EXERCISE: Count the lines below that contain the word "CỔNG", and give only that number.

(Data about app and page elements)

========================================

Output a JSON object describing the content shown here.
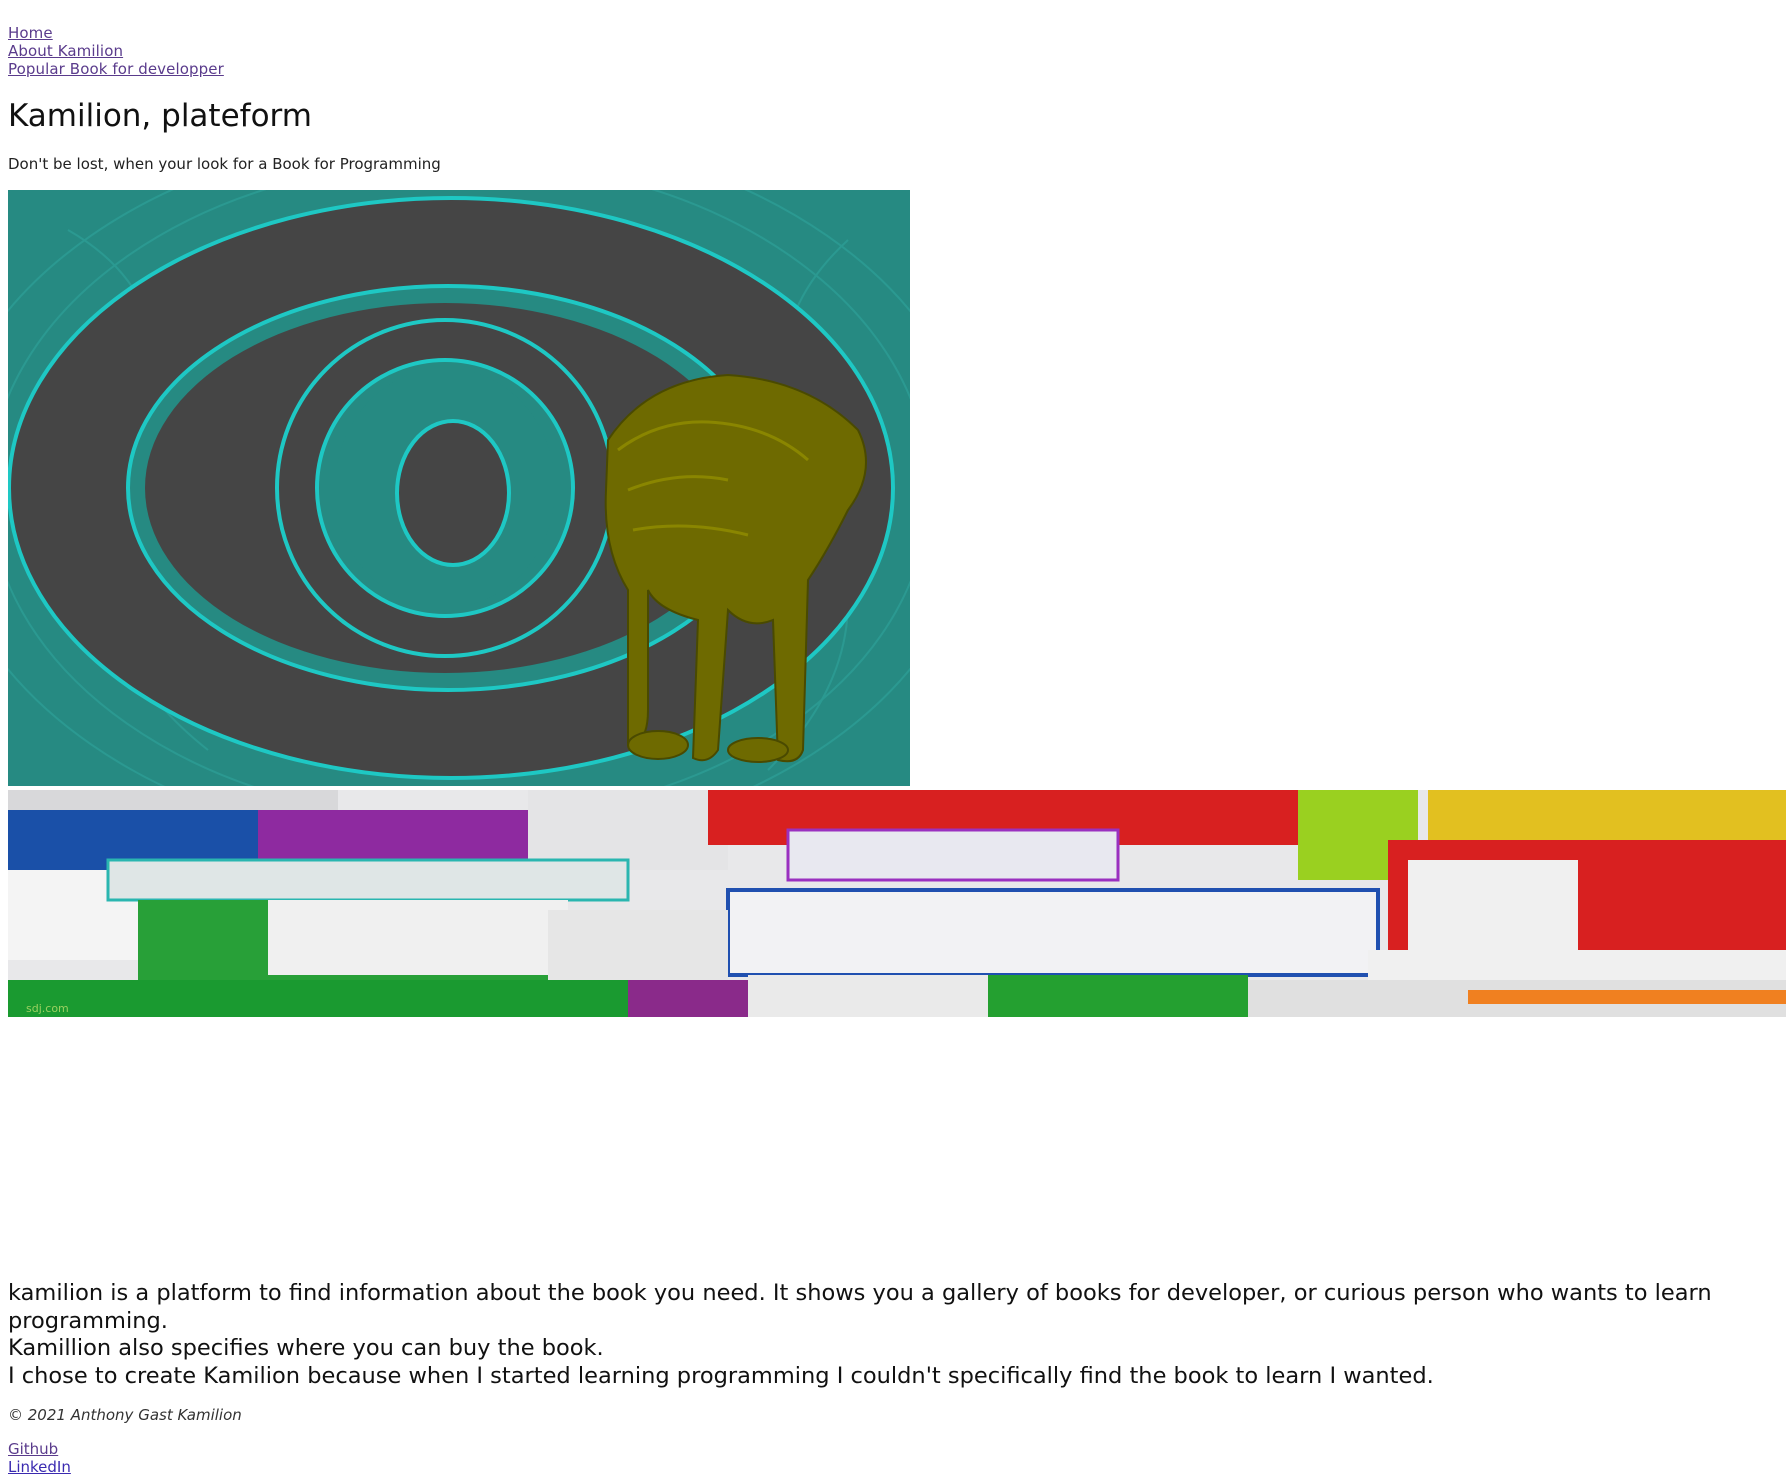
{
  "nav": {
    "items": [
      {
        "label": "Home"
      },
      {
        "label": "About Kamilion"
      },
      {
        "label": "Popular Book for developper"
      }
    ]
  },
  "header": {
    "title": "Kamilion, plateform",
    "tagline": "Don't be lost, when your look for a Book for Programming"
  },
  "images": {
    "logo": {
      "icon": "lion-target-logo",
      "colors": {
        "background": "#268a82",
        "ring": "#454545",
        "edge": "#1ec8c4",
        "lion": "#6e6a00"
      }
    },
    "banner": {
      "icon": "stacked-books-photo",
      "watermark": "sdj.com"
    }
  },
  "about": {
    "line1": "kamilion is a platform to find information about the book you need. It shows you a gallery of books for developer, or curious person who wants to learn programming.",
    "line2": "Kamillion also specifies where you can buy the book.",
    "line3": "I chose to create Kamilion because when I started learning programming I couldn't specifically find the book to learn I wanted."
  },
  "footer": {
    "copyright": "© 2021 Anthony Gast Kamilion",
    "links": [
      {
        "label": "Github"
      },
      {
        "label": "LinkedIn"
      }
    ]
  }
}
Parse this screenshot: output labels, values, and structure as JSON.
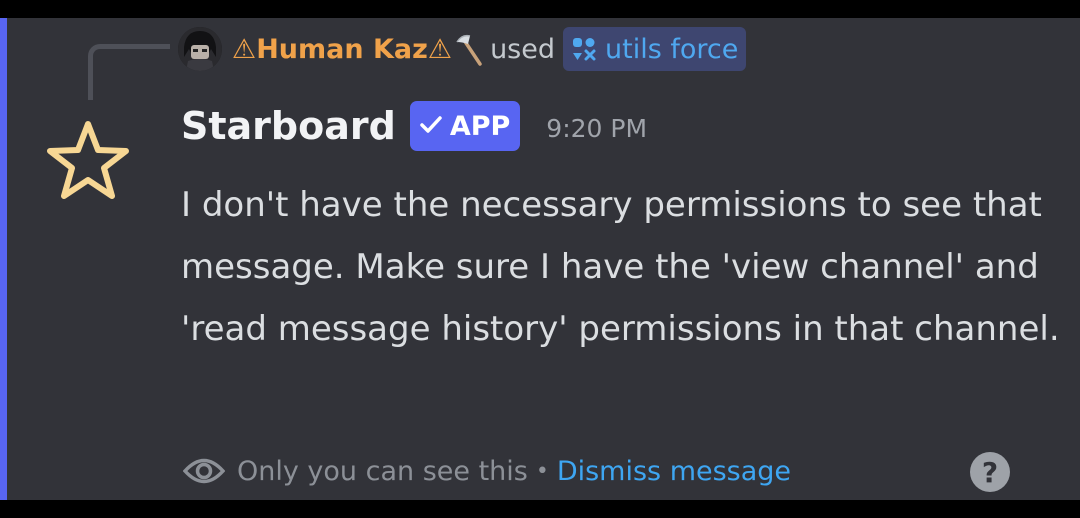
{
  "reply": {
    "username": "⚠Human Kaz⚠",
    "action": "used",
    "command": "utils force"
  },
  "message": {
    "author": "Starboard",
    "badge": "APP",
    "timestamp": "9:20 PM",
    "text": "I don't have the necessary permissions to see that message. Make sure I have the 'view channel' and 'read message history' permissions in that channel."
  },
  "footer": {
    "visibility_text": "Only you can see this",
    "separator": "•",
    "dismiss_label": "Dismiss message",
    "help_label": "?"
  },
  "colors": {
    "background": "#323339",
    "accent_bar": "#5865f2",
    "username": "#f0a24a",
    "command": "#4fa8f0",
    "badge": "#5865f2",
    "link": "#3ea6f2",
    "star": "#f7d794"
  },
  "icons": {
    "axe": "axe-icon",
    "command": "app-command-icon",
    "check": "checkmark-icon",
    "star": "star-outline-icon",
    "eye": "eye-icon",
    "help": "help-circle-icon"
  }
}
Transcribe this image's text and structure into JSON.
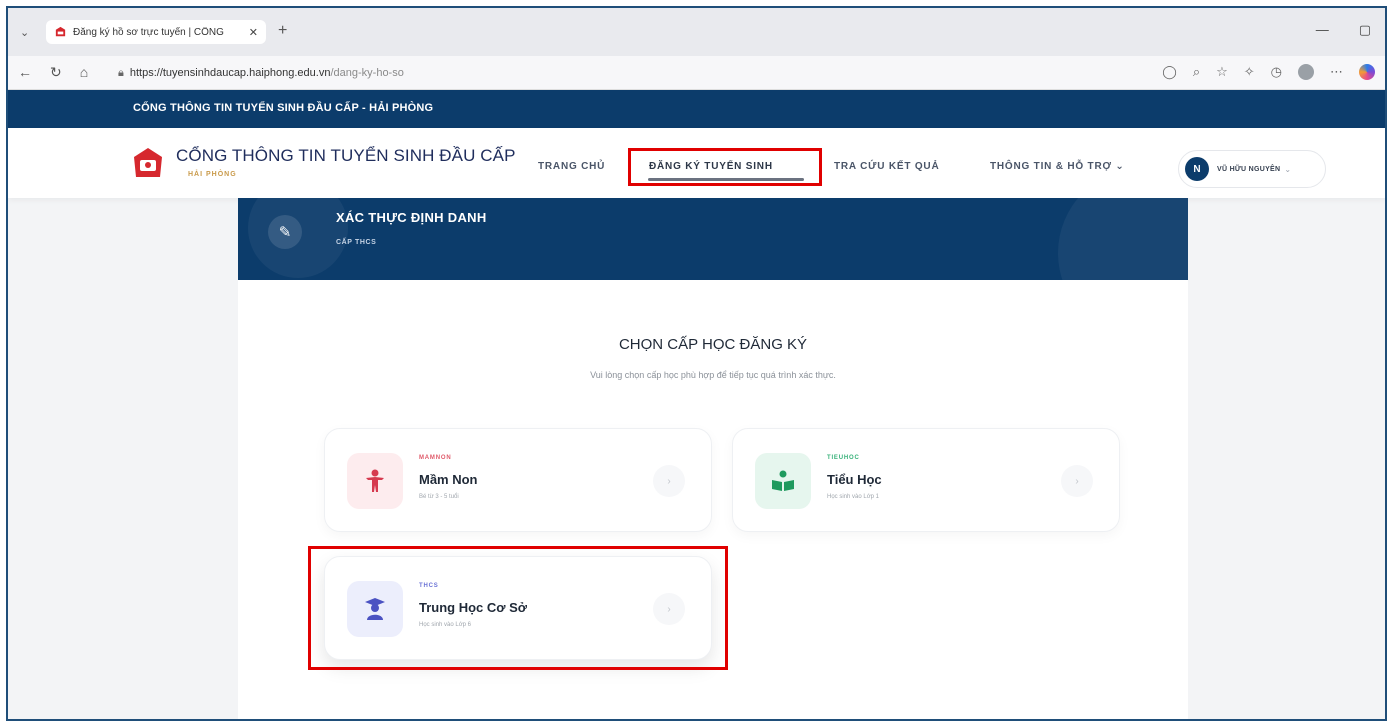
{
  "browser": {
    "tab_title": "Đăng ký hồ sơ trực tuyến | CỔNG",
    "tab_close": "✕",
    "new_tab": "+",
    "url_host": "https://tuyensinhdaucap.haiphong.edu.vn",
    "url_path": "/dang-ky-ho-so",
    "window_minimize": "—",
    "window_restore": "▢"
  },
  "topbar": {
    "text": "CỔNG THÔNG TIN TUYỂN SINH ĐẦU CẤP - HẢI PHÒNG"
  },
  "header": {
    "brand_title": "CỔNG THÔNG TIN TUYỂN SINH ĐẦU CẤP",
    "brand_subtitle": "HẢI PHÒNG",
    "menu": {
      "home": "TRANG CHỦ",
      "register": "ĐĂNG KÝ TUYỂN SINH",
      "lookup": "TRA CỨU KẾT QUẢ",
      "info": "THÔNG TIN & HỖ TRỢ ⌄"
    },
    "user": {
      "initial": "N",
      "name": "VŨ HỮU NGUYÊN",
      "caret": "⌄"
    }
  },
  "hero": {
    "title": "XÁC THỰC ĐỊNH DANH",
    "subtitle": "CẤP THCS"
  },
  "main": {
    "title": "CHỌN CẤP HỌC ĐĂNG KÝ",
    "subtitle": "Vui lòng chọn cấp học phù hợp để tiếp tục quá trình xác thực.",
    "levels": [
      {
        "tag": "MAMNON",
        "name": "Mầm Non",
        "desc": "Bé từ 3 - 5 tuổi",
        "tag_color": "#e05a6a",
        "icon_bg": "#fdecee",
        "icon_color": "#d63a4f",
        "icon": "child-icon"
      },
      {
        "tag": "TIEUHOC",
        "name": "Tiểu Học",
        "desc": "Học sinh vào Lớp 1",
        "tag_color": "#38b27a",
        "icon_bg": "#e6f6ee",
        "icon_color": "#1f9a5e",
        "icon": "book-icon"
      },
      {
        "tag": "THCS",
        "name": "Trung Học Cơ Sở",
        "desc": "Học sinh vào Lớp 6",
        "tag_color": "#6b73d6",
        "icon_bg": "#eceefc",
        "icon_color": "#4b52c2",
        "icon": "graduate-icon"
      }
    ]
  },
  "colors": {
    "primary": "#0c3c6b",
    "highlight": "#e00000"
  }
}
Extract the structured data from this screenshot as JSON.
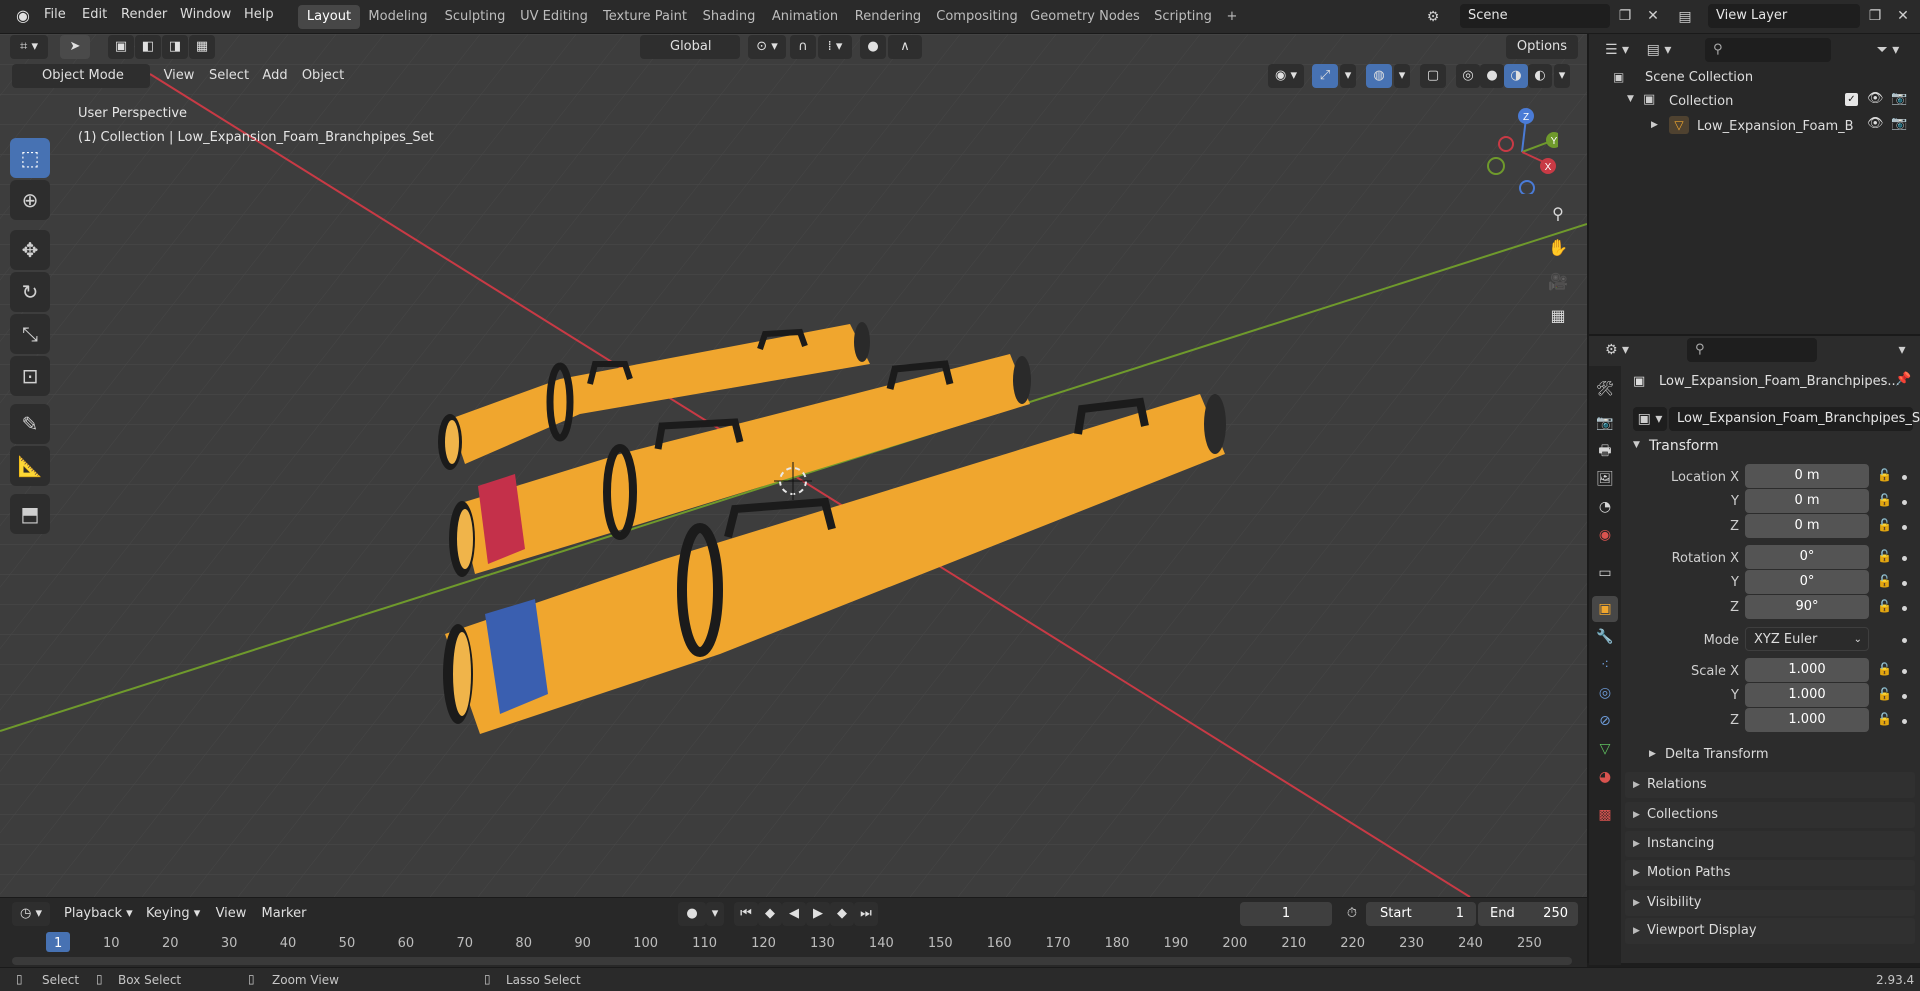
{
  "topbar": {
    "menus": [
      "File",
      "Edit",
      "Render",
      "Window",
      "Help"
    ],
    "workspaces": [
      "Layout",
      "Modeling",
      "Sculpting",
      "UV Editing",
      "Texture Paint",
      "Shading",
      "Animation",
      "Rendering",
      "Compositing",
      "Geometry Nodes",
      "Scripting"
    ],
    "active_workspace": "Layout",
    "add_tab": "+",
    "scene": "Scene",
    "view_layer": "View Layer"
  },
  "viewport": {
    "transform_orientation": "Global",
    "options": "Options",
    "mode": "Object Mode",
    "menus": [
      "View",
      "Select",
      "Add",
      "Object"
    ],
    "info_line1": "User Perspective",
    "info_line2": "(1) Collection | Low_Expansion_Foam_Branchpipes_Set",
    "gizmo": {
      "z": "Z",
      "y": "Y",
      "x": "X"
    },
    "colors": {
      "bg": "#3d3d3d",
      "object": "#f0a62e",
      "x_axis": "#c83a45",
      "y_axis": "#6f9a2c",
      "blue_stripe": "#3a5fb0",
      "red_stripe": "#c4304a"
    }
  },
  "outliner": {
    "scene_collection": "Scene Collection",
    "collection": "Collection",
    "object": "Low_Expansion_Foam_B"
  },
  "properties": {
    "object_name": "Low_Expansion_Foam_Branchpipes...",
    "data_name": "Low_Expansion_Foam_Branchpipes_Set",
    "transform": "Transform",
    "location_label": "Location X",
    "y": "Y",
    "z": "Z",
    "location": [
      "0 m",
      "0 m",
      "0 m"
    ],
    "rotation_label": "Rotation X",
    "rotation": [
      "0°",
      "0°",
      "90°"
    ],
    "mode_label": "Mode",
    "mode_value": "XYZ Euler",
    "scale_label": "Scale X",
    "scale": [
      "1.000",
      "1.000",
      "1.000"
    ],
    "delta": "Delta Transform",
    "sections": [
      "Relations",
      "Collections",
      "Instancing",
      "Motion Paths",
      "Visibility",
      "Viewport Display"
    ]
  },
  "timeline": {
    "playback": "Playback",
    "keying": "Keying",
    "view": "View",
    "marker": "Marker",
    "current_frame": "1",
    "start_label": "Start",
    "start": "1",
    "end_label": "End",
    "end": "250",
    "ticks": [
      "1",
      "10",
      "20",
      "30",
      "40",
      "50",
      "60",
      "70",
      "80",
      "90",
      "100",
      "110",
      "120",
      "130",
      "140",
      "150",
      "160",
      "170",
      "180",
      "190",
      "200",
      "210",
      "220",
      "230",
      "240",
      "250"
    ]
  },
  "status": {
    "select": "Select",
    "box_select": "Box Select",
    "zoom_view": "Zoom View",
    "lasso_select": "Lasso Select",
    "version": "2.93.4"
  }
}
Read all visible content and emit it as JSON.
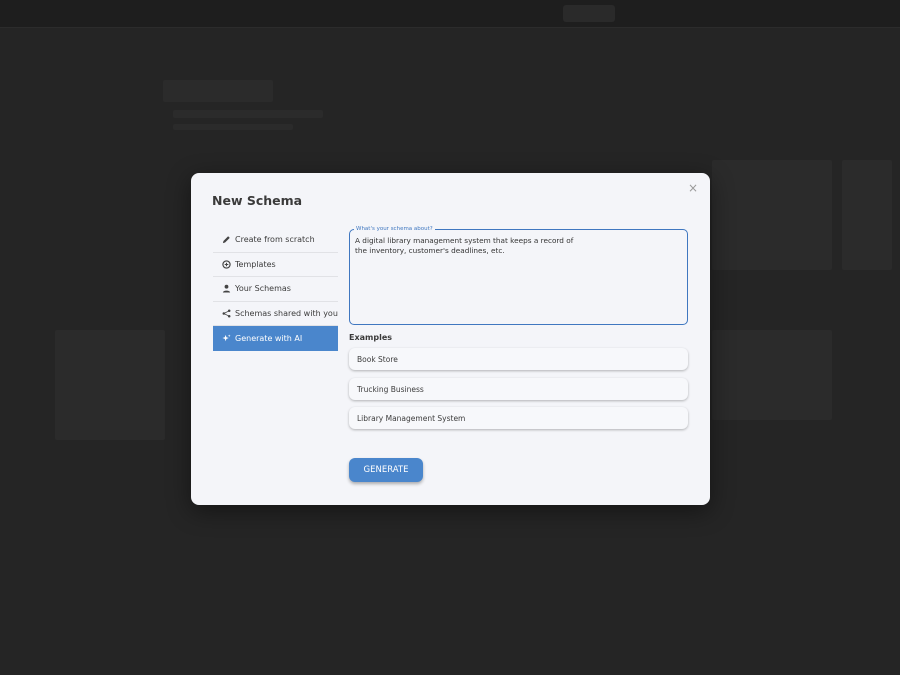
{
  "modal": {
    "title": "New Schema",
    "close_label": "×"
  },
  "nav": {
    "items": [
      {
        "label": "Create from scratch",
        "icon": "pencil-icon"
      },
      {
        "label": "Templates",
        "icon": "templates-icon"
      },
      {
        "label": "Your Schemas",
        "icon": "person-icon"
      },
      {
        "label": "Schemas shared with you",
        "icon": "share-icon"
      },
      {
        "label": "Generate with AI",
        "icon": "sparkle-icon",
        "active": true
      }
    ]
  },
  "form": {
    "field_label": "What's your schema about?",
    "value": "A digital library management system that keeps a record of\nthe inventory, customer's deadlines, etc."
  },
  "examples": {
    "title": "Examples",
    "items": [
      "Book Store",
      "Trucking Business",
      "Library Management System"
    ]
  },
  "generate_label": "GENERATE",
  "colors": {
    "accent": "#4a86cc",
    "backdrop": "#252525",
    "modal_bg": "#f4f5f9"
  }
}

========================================

ANSWER FOR THIS EXERCISE: 3